The best made plans are based on a foundation of user evidence. By understanding what your users want, how they want it and where they go to get it you will more effectively be able to meet their needs.
To understand what users want, we use a tried and tested two stage process:
- Stage 1: Qualitative discovery research
- Stage 2: Quantitative top tasks survey
Qualitative discovery research
Qualitative discovery research focuses on understanding users: their background, expectations, behaviours, needs, motivations and frustrations. It provides insight to understand how users go about finding information and achieving goals that are important to them.
User research also helps to challenge internal assumptions about what users want, forcing organisations to walk in the users’ shoes and look at things from a user perspective, rather than an internal perspective.
Discovery research allows you to:
- Check that the way products and services are described ‘fit’ with the users’ mental models and identify any improvements that would help improve the user experience
- Design external and marketing communications to align with the users’ perspective and language
- Develop the website and other customer touchpoints to enable users to look for product in the way best suited to them, thereby improving the overall user experience and perception of your brand
- Build consensus across the organisation about what users need and what makes for a good user experience: this will help develop a shared view of the user and to align business goals
To conduct discovery research, you first need to recruit your participants. These should be genuine users of your product or service, either current or potential. Ensure you are finding representatives from all of your user groups and don’t forget to consider users who have specialist requirements.
These sessions are best conducted one-to-one with your recruited target users, facilitated by a moderator. Time should be spent upfront finding out as much as possible about your users and their needs.

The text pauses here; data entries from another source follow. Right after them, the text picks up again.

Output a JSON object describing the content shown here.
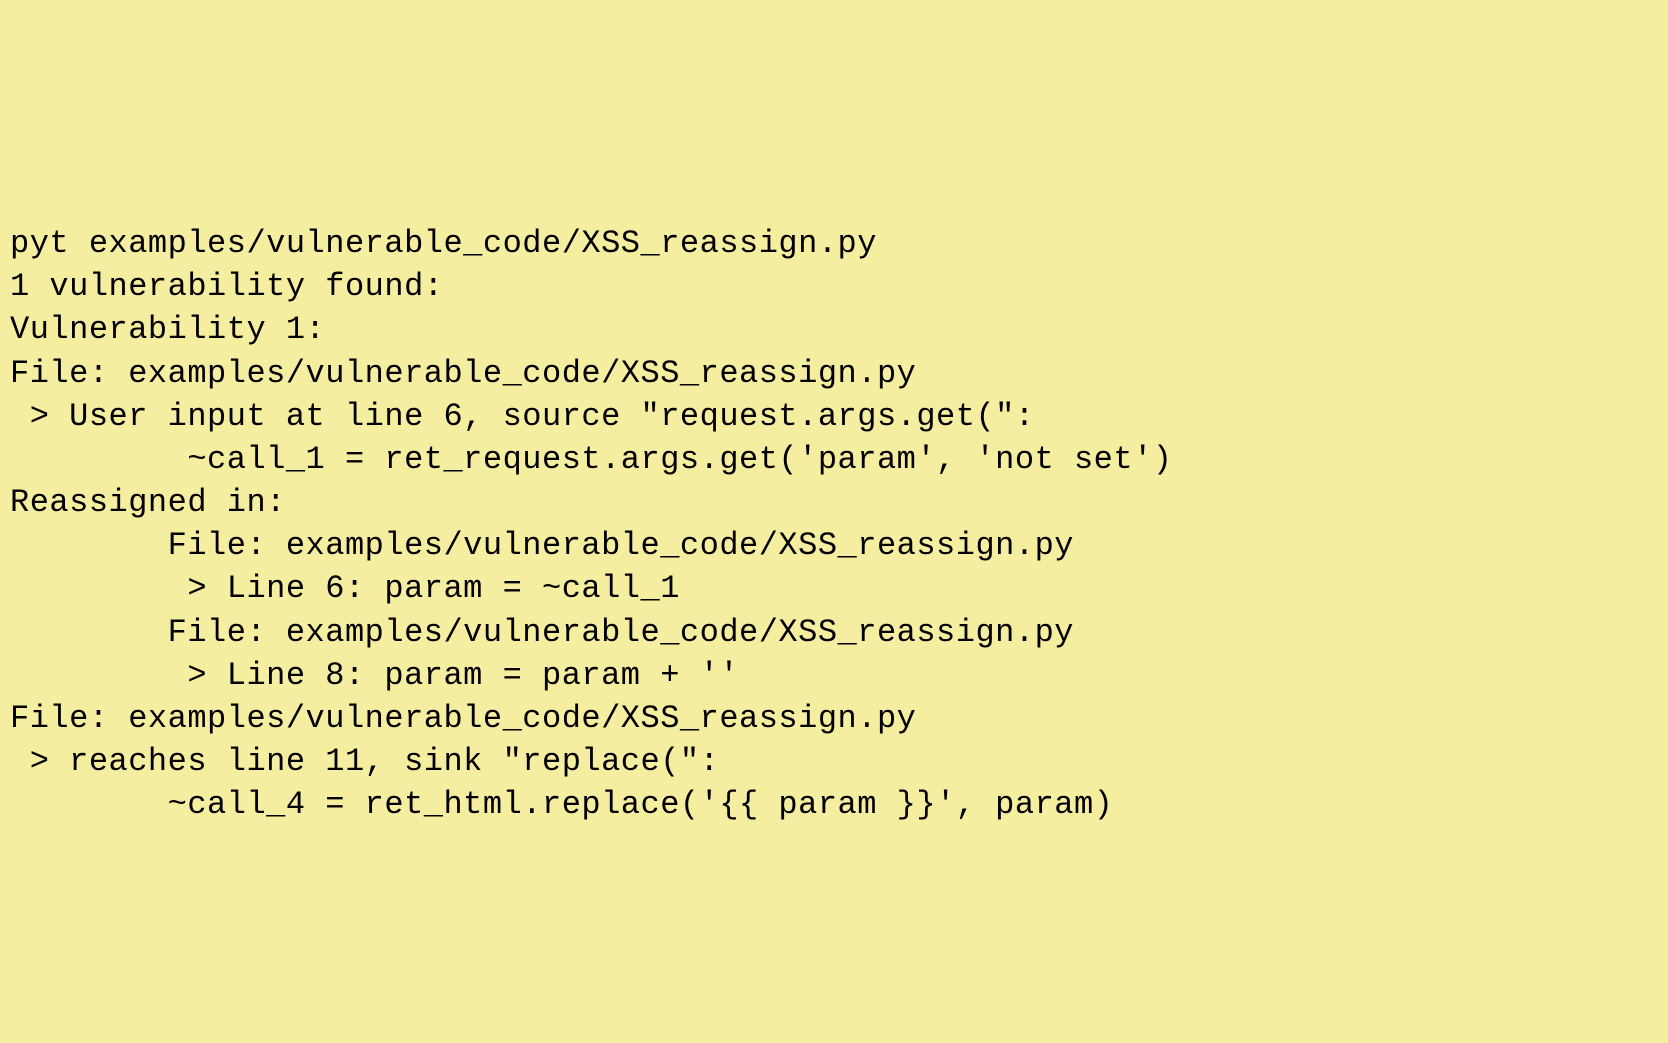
{
  "terminal": {
    "lines": [
      "pyt examples/vulnerable_code/XSS_reassign.py",
      "1 vulnerability found:",
      "Vulnerability 1:",
      "File: examples/vulnerable_code/XSS_reassign.py",
      " > User input at line 6, source \"request.args.get(\":",
      "         ~call_1 = ret_request.args.get('param', 'not set')",
      "Reassigned in:",
      "        File: examples/vulnerable_code/XSS_reassign.py",
      "         > Line 6: param = ~call_1",
      "        File: examples/vulnerable_code/XSS_reassign.py",
      "         > Line 8: param = param + ''",
      "File: examples/vulnerable_code/XSS_reassign.py",
      " > reaches line 11, sink \"replace(\":",
      "        ~call_4 = ret_html.replace('{{ param }}', param)"
    ]
  }
}
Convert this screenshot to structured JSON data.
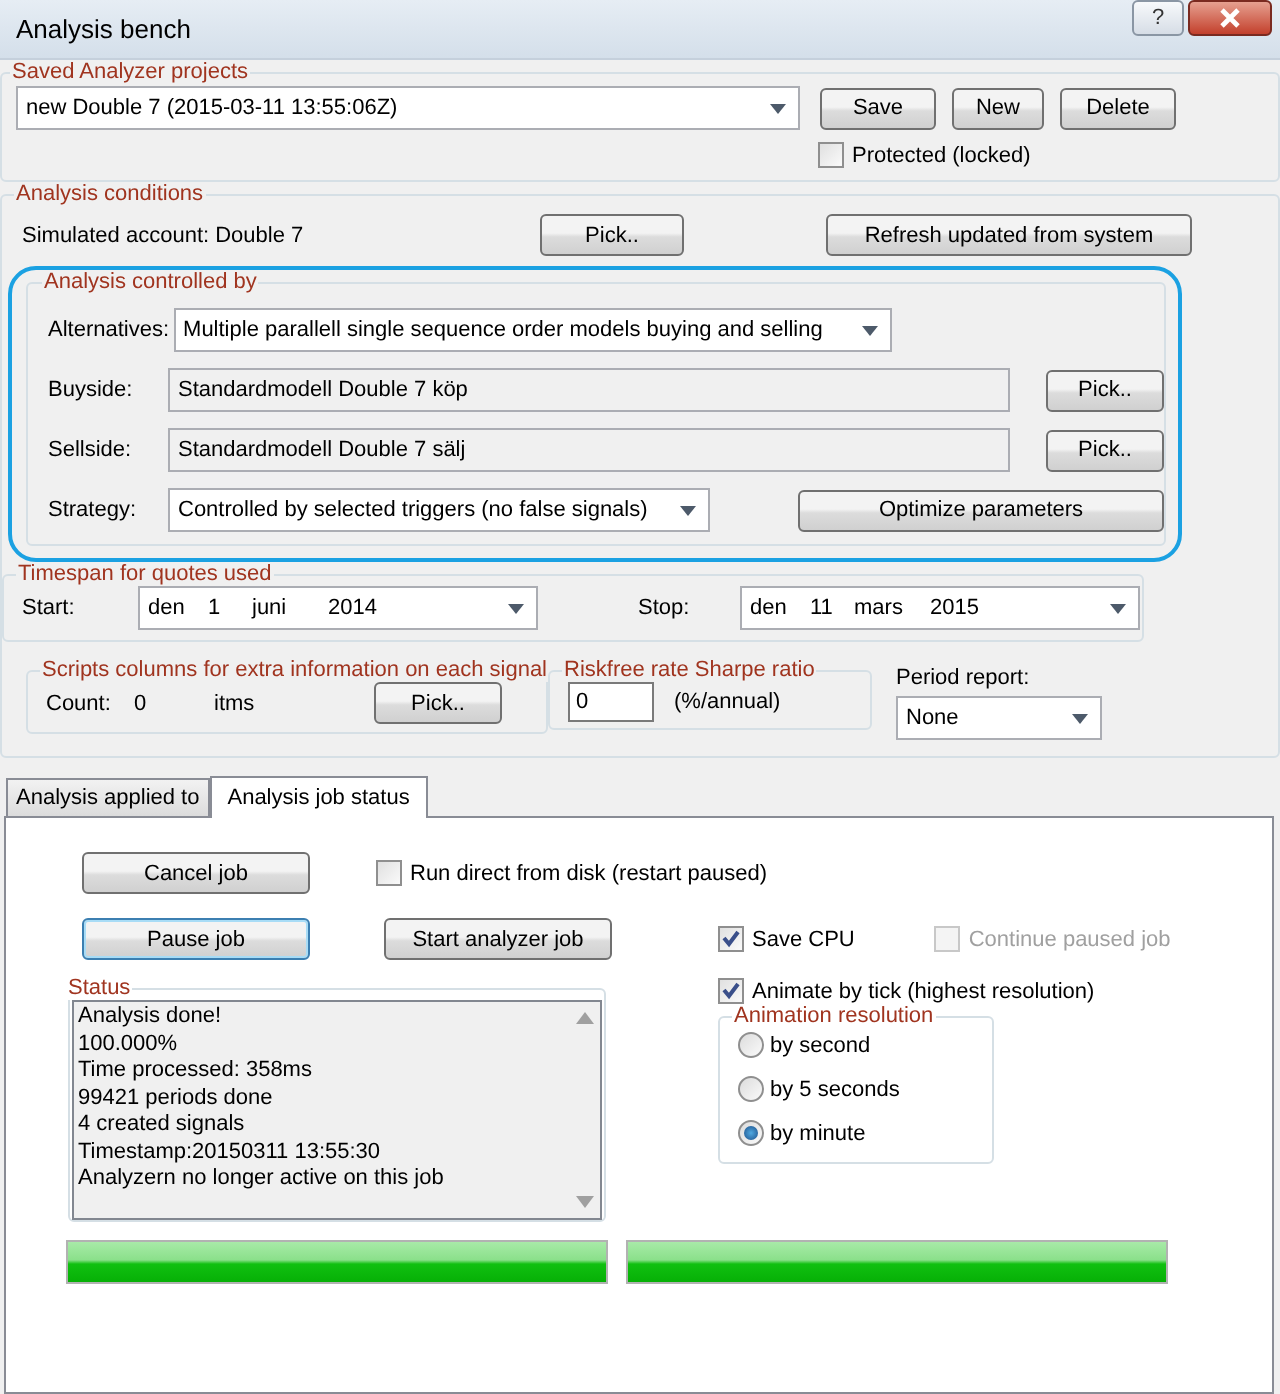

Ask lots of open questions, don’t interrupt and continually ask ‘why’ to get an even deeper level of insight.
If necessary, show them sources of information to stimulate their thinking. This could be your website, competitor websites, marketing messaging, offline resources. Anything really!
This will give you a huge dump of information including a long list of user goals. But how do you know which are the most important?
Quantitative top task survey research
Qualitative research will tend to be done with a small sample size of between 10-30 users. This is not enough to give you a significant steer on which goals are the most important.
Instead you need to speak to several hundred users. And in order to do that, you need a survey.
To get people to engage with your survey it needs to be short, simple and structured with yes/no or tick box responses. We, therefore, need to know both the issues to which we want answers and the range of potential answers. These insights will come from the qualitative research and why this survey comes second in the process.
A survey structured in this way will also give you meaningful data that can be effectively analysed to quantify and prioritise user goals, behaviours and preferences. In contrast, a survey comprised of free-text boxes will produce an unmanageable amount of data from which it will be difficult to extract meaningful insight.
The outcomes of the survey can then be fed into a wide variety of business functions:
- Digital – do digital services effectively meet the priority needs of your users?
- Marketing – how well does campaign messaging resonate?
- Sales – are you telling potential customers what they what they want to know or what you want to tell them?
- Product development - what frustrations do current users experience and how could you reduce these?
- Customer service – are you communicating with your customers through their preferred channel?
There is really no aspect of your business that does not benefit from having a deeper understanding of who your users are and what they want. So if you are embarking on some grand new plans for 2021 or want to shift your organisational culture to a 'user-first' approach, its time to get discovering.